As I read Lankes article, I thought about one activity I use with my 4th grade students to address credibility. I start the lesson by introducing the students to the website for the Save the Pacific Northwest Tree Octopus. What students soon determine through continued evaluation of the site is that it is indeed a hoax. We then talk about what we need to look at when reviewing websites. I've found Kathy Schrock's Five W's of Website Evaluation an easy reference to share with students. When I first started using the website ten years ago, many of my students did think that a new species of octopus was found. In the last two years, my students have not been so gullible.

In Growing Up Digital: Control and the Pieces of Digital Life, Heverly (2008) speaks to the themes of responsibility, rights, and security, especially in regards to how what we do online today can negatively impact one's future. "Today's technology allows us to communicate personal digital media content to strangers, and it allows the personal digital media content to remain available and findable over long periods of time" (Heverly, 2008, p. 207). It is essential that children are educated to the long-term impact of what they create and how they create it. This is a discussion my school's college counseling office has with all students starting in 9th grade so that they are informed that colleges do indeed check social network profiles and conduct full searches on their applicants. A 2010 Kaplan Test Prep Survey of college admissions offices found 80% use profiles in the acceptance process.

In Youth, Identity, and Digital Media, Stern (2008) addresses the theme of communication in her discussion of teens using blogs and personal websites as a forum for expression, self-reflection and identity development. While the focus of the article was related more to the 'why' behind what teens say and do online, it is connected to the idea presented by Heverly, on the potential impact of digital media in the future.




More resources on Digital Citizenship:

K-12 Digital Citizenship Wiki - lesson by grade levels tied to the Common Core standards
Digital Citizenship from Cable in the Classroom - videos, lessons, and games
CyberSmart Curriculum - K12 lessons
Edutopica Article - Teaching Digital Citizenship in the Elementary Classroom

Book Resource: Raising a Digital Child: A Digital Citizenship Handbook for Parents by Mike Ribble




References:

Heverly, R. A. (2008). Growing up digital: Control and the pieces of a digital life. In T. McPherson (Ed.), Digital Youth, Innovation, and the Unexpected (pp. 199-218). doi: 10.1162/dmal.9780262633398.199

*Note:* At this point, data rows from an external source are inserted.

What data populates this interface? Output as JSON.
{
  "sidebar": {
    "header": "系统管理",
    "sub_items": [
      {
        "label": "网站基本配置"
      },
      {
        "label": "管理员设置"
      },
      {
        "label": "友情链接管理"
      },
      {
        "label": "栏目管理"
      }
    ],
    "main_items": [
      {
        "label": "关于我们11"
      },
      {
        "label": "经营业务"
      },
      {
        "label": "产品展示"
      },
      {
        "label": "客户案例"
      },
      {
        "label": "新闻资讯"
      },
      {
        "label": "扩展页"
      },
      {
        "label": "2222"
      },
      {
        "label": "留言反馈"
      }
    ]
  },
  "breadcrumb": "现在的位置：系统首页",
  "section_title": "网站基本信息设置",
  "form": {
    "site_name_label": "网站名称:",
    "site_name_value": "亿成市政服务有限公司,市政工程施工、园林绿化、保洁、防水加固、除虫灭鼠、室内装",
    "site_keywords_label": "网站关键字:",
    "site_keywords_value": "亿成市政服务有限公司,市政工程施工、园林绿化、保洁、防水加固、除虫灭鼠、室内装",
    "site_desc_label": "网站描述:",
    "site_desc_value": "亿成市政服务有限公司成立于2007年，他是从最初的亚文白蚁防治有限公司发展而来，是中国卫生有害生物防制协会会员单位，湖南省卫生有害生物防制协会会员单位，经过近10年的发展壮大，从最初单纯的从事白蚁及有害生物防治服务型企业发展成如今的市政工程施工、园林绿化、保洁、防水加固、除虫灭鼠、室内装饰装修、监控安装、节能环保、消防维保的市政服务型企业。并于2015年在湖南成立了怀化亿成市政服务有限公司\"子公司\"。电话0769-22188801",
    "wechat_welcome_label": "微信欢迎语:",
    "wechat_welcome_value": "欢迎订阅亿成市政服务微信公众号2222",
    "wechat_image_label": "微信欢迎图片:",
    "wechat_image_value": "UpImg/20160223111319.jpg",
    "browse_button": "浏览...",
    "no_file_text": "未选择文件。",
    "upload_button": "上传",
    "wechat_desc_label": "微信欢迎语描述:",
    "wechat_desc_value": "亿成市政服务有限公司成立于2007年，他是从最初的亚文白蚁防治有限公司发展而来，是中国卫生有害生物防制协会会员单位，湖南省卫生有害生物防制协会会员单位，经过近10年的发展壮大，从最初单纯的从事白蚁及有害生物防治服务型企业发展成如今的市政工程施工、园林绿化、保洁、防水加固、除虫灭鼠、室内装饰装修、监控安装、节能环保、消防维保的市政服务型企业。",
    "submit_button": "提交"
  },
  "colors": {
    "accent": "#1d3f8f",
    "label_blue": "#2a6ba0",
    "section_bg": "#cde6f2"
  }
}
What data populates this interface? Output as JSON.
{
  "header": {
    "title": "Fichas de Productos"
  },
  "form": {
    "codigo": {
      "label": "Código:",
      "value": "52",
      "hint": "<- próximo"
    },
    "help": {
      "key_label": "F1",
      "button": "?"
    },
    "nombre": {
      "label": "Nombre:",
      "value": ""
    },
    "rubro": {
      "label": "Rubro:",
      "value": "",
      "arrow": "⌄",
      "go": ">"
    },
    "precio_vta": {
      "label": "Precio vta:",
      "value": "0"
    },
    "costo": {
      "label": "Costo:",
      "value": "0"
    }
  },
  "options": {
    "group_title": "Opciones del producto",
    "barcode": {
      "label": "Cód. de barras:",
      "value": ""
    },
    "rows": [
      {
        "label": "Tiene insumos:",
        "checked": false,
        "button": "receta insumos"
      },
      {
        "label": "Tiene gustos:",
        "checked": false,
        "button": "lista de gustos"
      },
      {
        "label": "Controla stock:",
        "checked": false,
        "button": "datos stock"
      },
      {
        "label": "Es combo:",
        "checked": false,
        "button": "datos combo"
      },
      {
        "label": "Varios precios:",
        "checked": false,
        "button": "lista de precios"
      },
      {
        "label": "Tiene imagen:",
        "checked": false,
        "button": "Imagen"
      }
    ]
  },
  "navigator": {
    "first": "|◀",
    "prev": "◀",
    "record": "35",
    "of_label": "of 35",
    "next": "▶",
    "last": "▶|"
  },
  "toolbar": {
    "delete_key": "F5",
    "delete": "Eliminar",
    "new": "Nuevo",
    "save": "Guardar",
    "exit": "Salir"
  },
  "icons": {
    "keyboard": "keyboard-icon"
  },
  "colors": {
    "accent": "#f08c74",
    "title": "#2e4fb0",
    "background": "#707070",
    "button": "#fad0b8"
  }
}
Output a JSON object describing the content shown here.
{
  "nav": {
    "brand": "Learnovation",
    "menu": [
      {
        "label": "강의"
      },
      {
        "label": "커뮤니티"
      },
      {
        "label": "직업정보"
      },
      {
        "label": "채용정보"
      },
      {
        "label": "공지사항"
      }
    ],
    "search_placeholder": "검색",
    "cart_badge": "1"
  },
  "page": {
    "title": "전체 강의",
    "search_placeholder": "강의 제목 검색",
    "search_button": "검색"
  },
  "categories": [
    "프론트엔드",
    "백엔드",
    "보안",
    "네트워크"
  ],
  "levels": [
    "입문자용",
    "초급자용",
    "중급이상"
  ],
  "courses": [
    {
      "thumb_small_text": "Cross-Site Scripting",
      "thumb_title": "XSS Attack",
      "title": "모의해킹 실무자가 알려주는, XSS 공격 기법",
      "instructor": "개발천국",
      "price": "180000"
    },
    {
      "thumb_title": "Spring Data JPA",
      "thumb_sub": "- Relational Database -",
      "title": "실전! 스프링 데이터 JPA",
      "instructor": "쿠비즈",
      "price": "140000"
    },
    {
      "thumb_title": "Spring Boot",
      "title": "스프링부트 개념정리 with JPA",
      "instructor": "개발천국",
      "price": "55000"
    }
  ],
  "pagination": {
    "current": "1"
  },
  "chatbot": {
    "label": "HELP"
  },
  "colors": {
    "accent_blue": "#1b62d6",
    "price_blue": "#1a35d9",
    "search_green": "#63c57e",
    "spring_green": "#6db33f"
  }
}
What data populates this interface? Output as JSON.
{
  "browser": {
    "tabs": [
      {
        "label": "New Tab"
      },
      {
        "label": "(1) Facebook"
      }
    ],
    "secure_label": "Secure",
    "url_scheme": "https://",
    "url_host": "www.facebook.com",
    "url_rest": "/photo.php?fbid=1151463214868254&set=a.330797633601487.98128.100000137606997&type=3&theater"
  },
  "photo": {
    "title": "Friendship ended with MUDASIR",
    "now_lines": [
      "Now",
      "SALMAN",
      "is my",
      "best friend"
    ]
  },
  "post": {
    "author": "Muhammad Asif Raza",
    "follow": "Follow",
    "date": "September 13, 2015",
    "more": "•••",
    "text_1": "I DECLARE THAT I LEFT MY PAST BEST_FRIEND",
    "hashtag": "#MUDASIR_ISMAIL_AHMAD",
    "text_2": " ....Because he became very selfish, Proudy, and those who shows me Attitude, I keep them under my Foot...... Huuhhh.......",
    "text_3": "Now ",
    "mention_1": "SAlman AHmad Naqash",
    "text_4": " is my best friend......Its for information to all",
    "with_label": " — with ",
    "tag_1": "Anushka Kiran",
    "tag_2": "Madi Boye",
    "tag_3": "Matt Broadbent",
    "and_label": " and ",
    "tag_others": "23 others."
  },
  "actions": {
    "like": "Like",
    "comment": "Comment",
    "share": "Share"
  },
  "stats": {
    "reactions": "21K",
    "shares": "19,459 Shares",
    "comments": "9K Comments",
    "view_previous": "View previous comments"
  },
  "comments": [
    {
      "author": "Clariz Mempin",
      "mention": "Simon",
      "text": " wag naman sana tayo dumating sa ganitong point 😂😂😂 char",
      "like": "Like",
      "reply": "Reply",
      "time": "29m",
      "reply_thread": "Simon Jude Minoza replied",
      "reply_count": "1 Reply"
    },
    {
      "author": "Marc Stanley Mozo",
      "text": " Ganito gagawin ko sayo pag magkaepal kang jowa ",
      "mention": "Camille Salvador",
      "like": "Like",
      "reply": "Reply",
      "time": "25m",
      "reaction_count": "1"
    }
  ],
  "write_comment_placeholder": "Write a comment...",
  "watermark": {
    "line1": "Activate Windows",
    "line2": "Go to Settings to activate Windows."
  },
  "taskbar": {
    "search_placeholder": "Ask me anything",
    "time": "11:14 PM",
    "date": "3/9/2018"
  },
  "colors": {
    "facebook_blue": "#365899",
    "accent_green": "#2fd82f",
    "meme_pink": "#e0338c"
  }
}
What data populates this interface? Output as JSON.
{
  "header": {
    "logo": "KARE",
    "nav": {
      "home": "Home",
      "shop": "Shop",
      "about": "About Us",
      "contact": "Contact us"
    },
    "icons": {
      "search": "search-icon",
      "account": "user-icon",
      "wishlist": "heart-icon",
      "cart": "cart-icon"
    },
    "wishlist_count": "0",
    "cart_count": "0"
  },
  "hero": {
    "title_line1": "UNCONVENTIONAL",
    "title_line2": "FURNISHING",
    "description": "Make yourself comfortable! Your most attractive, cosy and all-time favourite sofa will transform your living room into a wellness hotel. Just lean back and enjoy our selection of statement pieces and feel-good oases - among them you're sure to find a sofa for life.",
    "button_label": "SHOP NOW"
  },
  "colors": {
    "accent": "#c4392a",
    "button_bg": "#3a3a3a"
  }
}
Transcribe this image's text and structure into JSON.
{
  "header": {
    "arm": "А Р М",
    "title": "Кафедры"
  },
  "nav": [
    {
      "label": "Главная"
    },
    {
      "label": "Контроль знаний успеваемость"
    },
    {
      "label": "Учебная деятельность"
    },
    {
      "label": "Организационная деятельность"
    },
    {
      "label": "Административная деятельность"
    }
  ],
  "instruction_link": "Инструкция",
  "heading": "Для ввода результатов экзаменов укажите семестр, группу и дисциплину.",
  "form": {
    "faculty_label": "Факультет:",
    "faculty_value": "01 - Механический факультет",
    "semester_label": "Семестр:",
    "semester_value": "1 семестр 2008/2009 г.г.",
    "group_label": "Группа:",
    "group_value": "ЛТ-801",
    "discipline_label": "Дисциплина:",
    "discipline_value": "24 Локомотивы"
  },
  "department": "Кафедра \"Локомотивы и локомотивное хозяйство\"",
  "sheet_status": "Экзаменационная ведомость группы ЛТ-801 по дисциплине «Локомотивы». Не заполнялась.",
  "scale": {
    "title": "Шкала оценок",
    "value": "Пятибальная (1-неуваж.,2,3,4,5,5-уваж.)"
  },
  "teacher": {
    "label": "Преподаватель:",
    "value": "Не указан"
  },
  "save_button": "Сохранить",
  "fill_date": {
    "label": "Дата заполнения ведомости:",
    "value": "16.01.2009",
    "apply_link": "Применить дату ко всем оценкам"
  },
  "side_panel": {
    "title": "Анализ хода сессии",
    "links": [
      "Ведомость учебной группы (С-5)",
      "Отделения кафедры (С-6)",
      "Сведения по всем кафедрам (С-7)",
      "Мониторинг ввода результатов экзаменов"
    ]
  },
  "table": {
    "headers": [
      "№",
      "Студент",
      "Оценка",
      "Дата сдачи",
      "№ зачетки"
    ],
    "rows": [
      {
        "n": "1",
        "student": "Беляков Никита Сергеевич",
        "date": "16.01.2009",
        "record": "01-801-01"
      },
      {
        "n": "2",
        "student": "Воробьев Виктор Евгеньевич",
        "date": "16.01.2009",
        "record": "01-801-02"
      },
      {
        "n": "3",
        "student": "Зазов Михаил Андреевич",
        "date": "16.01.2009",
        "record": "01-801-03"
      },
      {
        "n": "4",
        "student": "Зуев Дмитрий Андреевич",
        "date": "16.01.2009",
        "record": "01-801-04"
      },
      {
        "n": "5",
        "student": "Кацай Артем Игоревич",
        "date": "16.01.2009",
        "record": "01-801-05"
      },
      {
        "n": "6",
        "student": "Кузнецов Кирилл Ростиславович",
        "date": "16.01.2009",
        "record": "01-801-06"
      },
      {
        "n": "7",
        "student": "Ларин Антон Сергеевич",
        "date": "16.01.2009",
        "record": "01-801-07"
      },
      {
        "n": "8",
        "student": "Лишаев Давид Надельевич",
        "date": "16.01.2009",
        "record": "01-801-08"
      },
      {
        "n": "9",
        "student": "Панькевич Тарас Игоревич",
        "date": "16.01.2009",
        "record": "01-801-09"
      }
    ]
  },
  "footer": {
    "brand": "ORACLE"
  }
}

Lankes, R. D. (2008). Trusting the internet: New approaches to credibility tools. In M. Metzger and A. Flanagin (Eds.), Digital Media, Youth, and Credibility (pp. 101-122). doi: 10.1162/9780262562324.01

Ribble, M. and Bailey, G. (2007). Digital citizenship in schools. International Society for Technology in Education.

Stern, S. (2008). Producing sites, exploring identities: Youth online authorship. In D. Buckingham (Ed.), Youth, Identity, and Digital Media (pp. 95-118). doi: 10.1162/dmal.9780262524834.095